> Exercise objective: The records under this task must be duplicated exactly.

===

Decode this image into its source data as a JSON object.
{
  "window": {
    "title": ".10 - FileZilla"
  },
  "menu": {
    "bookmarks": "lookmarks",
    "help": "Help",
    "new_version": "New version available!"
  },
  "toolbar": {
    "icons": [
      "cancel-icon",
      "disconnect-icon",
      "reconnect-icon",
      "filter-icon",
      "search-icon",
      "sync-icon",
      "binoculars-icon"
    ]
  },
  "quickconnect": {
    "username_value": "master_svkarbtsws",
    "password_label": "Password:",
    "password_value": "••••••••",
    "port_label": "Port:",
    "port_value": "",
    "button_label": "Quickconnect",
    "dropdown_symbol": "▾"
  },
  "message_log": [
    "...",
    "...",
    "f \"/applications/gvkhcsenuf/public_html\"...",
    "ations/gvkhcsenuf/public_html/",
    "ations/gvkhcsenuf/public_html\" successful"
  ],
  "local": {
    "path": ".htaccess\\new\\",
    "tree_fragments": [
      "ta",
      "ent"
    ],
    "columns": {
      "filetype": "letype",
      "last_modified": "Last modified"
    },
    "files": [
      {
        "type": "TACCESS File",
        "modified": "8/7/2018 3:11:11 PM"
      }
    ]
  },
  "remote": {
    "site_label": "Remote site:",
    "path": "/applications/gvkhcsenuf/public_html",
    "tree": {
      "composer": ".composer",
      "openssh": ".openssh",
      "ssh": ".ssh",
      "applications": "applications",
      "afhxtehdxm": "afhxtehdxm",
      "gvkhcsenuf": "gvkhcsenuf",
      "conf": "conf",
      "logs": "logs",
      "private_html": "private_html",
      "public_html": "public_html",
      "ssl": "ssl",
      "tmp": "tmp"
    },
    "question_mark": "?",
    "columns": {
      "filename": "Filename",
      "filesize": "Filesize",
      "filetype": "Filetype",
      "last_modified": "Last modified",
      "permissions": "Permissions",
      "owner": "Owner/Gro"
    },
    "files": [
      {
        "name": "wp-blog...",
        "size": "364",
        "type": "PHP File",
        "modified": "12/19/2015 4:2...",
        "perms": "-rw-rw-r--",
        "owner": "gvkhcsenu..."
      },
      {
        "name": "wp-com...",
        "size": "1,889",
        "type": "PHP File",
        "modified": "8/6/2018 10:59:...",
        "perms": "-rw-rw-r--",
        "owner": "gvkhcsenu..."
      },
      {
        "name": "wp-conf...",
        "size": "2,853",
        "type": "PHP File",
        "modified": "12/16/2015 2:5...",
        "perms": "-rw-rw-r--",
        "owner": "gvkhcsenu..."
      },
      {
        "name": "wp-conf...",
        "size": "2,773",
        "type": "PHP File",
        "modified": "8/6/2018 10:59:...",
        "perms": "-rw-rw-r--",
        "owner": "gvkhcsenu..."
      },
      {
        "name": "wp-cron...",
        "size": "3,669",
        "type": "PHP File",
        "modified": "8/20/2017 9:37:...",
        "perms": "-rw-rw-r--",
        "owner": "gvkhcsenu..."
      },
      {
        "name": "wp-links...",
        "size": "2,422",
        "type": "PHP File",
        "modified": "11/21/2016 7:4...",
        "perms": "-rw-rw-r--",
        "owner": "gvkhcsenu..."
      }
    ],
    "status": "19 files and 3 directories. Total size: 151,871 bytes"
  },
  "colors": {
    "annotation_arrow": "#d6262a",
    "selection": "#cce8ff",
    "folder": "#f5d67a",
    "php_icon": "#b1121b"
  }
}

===

> Completed exercise:
Decode this image into its source data as a JSON object.
{
  "window": {
    "title": ".10 - FileZilla"
  },
  "menu": {
    "bookmarks": "lookmarks",
    "help": "Help",
    "new_version": "New version available!"
  },
  "toolbar": {
    "icons": [
      "cancel-icon",
      "disconnect-icon",
      "reconnect-icon",
      "filter-icon",
      "search-icon",
      "sync-icon",
      "binoculars-icon"
    ]
  },
  "quickconnect": {
    "username_value": "master_svkarbtsws",
    "password_label": "Password:",
    "password_value": "••••••••",
    "port_label": "Port:",
    "port_value": "",
    "button_label": "Quickconnect",
    "dropdown_symbol": "▾"
  },
  "message_log": [
    "...",
    "...",
    "f \"/applications/gvkhcsenuf/public_html\"...",
    "ations/gvkhcsenuf/public_html/",
    "ations/gvkhcsenuf/public_html\" successful"
  ],
  "local": {
    "path": ".htaccess\\new\\",
    "tree_fragments": [
      "ta",
      "ent"
    ],
    "columns": {
      "filetype": "letype",
      "last_modified": "Last modified"
    },
    "files": [
      {
        "type": "TACCESS File",
        "modified": "8/7/2018 3:11:11 PM"
      }
    ]
  },
  "remote": {
    "site_label": "Remote site:",
    "path": "/applications/gvkhcsenuf/public_html",
    "tree": {
      "composer": ".composer",
      "openssh": ".openssh",
      "ssh": ".ssh",
      "applications": "applications",
      "afhxtehdxm": "afhxtehdxm",
      "gvkhcsenuf": "gvkhcsenuf",
      "conf": "conf",
      "logs": "logs",
      "private_html": "private_html",
      "public_html": "public_html",
      "ssl": "ssl",
      "tmp": "tmp"
    },
    "question_mark": "?",
    "columns": {
      "filename": "Filename",
      "filesize": "Filesize",
      "filetype": "Filetype",
      "last_modified": "Last modified",
      "permissions": "Permissions",
      "owner": "Owner/Gro"
    },
    "files": [
      {
        "name": "wp-blog...",
        "size": "364",
        "type": "PHP File",
        "modified": "12/19/2015 4:2...",
        "perms": "-rw-rw-r--",
        "owner": "gvkhcsenu..."
      },
      {
        "name": "wp-com...",
        "size": "1,889",
        "type": "PHP File",
        "modified": "8/6/2018 10:59:...",
        "perms": "-rw-rw-r--",
        "owner": "gvkhcsenu..."
      },
      {
        "name": "wp-conf...",
        "size": "2,853",
        "type": "PHP File",
        "modified": "12/16/2015 2:5...",
        "perms": "-rw-rw-r--",
        "owner": "gvkhcsenu..."
      },
      {
        "name": "wp-conf...",
        "size": "2,773",
        "type": "PHP File",
        "modified": "8/6/2018 10:59:...",
        "perms": "-rw-rw-r--",
        "owner": "gvkhcsenu..."
      },
      {
        "name": "wp-cron...",
        "size": "3,669",
        "type": "PHP File",
        "modified": "8/20/2017 9:37:...",
        "perms": "-rw-rw-r--",
        "owner": "gvkhcsenu..."
      },
      {
        "name": "wp-links...",
        "size": "2,422",
        "type": "PHP File",
        "modified": "11/21/2016 7:4...",
        "perms": "-rw-rw-r--",
        "owner": "gvkhcsenu..."
      }
    ],
    "status": "19 files and 3 directories. Total size: 151,871 bytes"
  },
  "colors": {
    "annotation_arrow": "#d6262a",
    "selection": "#cce8ff",
    "folder": "#f5d67a",
    "php_icon": "#b1121b"
  }
}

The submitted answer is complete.